House and Senate negotiators had planned to get a bill to Gov. Charlie Baker by June 30, but their talks dragged on this month amid disagreements over tax rates, local control and other issues. Both branches accepted the conference committee report (H 3818) Wednesday and on Thursday officially enacted it.
“You have heard that this is a combination of three bills. It is not,” Sen. Patricia Jehlen, the lead Senate conferee, said on the floor. “It is a combination of law passed by the voters in two different referenda, the Senate bill, the House bill and the regulations issued by the Department of Public Health … so this was not just difficult philosophically but it was very difficult to draft.”
The Senate enacted the bill on a 32-6 recorded vote, with Democrat Sen. John Keenan joining Republicans Bruce Tarr, Vinny deMacedo, Donald Humason, Patrick O’Connor and Ryan Fattman in voting no.
The next decisions now rest with Baker, who opposed Question 4 legalizing recreational marijuana but has expressed a willingness to get on with the business of implementing the legal marijuana market voters indicated they want. It’s unclear whether he might have any additional recommendations that could be proposed in the form of amendments that would further delay the implementation of the law.

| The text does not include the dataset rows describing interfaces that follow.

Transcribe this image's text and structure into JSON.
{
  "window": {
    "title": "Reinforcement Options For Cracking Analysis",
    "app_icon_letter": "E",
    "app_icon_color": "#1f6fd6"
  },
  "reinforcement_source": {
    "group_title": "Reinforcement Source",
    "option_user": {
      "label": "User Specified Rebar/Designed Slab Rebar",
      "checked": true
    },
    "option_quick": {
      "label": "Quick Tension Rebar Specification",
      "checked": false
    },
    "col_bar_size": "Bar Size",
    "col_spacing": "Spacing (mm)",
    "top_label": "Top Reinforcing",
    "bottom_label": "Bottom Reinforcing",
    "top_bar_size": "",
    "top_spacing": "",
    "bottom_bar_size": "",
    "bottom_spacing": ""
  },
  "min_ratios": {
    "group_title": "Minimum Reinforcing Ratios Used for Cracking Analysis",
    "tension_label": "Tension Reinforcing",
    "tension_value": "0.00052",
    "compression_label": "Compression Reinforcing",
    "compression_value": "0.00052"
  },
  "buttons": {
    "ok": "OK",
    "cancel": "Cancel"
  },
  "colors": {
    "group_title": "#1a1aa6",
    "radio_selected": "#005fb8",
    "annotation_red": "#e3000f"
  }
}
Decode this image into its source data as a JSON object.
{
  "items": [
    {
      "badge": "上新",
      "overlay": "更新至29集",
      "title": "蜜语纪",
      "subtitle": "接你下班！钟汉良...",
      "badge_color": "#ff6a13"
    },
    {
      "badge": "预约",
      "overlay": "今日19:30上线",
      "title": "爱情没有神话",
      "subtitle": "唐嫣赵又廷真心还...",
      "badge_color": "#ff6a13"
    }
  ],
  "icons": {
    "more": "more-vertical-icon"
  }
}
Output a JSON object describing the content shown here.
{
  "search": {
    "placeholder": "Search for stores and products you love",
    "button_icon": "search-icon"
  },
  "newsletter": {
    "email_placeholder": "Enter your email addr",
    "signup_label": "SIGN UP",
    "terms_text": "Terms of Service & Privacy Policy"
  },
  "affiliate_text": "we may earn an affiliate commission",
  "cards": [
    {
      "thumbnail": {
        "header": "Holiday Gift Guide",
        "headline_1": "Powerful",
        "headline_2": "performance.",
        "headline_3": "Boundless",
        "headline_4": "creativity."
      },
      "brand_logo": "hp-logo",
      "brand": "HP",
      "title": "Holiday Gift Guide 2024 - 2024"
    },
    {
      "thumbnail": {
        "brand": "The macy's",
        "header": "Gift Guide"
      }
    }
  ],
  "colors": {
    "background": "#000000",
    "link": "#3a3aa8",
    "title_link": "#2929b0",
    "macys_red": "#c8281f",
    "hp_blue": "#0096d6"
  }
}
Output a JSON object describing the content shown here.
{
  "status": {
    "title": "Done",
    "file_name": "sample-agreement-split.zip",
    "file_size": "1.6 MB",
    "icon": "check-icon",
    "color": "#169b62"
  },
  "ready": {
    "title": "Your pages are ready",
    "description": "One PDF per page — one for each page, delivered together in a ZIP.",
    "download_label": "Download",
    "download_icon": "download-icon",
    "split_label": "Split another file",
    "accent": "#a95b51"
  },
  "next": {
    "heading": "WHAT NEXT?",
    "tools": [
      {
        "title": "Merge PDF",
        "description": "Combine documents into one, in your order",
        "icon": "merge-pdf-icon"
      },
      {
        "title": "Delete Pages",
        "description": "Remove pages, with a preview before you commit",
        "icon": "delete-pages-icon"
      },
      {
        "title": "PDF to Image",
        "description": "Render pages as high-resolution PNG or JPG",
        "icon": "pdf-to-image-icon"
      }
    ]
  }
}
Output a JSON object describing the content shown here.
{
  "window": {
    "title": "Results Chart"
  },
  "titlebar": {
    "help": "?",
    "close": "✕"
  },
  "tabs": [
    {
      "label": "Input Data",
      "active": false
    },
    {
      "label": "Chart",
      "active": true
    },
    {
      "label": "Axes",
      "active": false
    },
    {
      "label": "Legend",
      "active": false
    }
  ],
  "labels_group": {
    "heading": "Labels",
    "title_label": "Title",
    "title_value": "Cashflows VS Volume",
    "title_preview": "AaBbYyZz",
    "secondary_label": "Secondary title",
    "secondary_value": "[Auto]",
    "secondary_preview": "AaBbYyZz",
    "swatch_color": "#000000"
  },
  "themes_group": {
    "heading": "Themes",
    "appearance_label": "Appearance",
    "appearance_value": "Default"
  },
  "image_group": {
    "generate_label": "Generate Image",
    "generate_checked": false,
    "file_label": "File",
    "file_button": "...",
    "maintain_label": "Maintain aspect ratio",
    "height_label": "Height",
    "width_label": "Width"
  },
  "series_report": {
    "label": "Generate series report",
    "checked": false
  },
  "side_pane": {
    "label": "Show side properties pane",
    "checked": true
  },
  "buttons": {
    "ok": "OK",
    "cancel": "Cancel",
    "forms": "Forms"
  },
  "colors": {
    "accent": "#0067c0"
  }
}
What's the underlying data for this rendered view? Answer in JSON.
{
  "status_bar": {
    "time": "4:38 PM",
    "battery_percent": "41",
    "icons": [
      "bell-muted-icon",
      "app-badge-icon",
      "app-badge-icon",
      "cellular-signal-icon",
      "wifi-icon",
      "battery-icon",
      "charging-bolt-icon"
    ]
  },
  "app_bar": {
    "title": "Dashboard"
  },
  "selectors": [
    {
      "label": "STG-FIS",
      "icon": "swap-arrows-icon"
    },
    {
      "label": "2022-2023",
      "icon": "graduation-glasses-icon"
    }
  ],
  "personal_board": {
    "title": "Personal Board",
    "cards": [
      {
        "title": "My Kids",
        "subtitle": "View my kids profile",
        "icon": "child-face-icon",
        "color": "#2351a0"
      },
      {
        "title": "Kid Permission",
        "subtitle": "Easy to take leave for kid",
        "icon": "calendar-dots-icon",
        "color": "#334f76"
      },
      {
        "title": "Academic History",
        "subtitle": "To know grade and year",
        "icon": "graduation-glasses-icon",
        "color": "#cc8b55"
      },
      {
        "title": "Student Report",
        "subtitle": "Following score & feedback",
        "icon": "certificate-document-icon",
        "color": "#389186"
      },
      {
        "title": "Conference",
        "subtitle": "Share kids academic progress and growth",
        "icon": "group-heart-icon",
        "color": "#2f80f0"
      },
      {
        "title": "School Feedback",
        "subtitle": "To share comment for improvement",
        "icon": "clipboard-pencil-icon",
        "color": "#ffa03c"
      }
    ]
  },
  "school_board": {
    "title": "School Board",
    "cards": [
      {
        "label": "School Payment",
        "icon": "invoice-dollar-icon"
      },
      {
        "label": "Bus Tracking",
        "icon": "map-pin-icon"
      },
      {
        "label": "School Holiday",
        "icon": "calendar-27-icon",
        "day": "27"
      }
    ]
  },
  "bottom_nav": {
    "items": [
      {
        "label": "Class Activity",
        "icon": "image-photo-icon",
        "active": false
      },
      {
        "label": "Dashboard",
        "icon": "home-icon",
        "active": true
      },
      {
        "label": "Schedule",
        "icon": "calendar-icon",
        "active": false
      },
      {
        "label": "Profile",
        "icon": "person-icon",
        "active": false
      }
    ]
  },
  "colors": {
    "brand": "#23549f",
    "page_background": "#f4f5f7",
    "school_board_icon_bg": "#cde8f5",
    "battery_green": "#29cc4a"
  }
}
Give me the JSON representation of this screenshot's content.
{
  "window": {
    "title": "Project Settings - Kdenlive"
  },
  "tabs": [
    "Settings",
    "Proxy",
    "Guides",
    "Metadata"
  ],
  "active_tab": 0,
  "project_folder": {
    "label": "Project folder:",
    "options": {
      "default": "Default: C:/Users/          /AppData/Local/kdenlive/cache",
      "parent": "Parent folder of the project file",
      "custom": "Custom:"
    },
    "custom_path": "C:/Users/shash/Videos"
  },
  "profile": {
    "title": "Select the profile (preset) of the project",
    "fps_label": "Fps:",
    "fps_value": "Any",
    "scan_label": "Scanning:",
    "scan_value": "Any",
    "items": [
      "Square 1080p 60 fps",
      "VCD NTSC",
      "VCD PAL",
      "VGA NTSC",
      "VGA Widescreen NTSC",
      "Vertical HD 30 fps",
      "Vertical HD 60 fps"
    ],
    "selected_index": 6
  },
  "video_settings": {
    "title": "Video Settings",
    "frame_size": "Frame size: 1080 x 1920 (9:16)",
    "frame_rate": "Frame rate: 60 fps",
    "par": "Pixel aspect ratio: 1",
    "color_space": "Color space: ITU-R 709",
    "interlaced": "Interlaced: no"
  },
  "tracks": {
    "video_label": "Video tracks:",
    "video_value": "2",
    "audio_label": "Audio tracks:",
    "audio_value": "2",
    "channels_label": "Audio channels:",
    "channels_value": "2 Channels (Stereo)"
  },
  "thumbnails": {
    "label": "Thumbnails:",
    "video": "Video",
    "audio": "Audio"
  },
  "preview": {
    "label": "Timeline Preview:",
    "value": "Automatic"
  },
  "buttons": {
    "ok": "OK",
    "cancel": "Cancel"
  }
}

The governor has said he wants to see the updates in place soon so the regulatory structure can be developed, and has said the biggest preference in the setting of a tax rate is that it be sufficient to cover the costs of marijuana regulation. He has also